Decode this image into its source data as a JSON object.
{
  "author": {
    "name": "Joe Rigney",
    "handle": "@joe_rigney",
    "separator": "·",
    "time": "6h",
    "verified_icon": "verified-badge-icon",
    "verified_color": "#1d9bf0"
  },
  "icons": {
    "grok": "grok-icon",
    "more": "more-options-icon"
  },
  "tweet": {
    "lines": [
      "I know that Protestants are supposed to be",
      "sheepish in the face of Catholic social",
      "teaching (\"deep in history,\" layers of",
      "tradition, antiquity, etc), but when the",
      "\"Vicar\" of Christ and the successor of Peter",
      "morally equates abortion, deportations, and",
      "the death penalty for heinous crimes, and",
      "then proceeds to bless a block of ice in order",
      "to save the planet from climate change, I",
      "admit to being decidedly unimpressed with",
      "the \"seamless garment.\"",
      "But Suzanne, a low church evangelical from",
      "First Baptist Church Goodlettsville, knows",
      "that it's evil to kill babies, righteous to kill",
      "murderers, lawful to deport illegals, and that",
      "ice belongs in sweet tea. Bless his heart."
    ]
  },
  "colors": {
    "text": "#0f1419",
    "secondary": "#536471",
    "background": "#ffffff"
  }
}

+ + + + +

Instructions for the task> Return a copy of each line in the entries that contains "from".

Response area>
      "to save the planet from climate change, I",
      "But Suzanne, a low church evangelical from",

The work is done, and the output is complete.